_The data:_
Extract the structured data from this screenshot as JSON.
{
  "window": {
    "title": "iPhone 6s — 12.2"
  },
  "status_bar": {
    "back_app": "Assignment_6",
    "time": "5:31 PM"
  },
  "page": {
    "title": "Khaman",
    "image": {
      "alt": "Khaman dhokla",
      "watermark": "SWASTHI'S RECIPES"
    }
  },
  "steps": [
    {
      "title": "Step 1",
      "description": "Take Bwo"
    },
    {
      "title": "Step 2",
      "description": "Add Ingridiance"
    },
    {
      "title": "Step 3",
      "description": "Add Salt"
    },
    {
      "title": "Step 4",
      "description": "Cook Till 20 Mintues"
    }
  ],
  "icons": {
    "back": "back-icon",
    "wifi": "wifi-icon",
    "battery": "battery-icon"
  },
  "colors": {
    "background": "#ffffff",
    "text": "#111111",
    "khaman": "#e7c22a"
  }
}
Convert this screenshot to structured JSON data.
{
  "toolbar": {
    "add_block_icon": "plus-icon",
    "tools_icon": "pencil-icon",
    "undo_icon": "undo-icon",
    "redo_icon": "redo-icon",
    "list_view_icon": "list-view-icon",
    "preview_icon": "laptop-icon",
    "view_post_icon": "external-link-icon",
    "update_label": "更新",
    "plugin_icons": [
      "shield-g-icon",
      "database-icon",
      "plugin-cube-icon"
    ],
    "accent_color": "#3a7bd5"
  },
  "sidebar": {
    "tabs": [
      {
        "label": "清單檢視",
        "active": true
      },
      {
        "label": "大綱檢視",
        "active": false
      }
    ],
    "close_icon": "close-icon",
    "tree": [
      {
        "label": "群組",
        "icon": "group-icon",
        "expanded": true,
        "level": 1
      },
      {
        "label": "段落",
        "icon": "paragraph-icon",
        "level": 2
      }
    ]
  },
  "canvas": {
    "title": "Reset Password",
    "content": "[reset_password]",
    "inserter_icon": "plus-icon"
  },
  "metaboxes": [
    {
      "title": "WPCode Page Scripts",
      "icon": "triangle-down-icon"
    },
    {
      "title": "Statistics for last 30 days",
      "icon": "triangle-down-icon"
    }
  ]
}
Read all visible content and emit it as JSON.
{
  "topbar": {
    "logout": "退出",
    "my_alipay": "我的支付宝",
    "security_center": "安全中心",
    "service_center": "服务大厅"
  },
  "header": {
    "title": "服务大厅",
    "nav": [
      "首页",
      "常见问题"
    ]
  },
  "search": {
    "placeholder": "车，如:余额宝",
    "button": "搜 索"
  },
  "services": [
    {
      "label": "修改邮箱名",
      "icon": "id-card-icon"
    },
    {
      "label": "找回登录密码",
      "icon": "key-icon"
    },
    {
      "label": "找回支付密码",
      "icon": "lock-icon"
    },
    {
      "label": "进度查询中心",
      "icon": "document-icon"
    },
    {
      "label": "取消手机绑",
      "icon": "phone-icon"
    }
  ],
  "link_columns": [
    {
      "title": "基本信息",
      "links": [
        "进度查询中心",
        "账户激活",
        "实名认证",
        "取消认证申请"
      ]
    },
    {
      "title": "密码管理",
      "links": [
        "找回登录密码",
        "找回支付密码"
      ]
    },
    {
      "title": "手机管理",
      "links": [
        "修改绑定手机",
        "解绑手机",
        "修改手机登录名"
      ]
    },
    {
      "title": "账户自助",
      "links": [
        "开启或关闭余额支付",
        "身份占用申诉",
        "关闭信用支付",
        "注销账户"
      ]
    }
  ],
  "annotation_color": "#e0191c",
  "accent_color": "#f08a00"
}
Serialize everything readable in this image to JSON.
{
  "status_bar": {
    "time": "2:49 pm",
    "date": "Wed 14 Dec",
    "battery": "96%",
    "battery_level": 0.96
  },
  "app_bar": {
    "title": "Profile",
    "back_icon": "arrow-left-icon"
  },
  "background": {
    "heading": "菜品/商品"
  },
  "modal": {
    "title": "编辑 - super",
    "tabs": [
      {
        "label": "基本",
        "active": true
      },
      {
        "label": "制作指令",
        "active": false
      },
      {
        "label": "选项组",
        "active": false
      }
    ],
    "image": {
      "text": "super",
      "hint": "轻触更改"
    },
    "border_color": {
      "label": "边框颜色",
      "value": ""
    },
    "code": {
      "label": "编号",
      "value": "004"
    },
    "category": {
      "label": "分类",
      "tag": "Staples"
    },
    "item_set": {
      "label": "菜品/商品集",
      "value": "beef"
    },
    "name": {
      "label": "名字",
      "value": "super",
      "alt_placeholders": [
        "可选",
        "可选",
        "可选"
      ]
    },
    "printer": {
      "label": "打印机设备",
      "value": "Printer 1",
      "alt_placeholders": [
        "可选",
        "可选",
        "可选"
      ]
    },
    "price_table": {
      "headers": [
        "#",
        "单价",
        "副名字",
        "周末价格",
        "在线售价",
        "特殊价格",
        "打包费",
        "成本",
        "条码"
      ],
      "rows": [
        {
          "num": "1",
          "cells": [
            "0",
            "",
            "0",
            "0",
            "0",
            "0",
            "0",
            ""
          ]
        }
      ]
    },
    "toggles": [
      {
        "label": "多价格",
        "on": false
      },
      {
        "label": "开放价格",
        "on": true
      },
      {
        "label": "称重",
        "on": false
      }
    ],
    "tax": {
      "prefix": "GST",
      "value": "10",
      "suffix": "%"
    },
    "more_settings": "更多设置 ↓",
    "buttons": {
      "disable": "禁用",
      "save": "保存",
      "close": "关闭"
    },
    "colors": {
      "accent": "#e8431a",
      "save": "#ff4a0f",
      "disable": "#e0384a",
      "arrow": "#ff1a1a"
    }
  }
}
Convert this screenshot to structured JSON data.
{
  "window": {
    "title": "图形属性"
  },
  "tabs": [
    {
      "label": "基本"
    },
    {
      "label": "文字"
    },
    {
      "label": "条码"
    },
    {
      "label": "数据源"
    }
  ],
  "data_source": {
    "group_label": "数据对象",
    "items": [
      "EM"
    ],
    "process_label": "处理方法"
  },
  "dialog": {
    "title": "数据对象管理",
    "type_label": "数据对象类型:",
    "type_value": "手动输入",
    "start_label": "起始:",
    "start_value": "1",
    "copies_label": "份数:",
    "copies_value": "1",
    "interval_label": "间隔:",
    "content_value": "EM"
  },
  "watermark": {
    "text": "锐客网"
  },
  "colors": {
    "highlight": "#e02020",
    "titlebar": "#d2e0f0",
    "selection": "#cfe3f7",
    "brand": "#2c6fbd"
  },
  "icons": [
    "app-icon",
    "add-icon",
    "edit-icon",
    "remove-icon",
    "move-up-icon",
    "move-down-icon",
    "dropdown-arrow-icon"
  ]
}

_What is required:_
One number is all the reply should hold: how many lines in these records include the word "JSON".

_Response below:_
5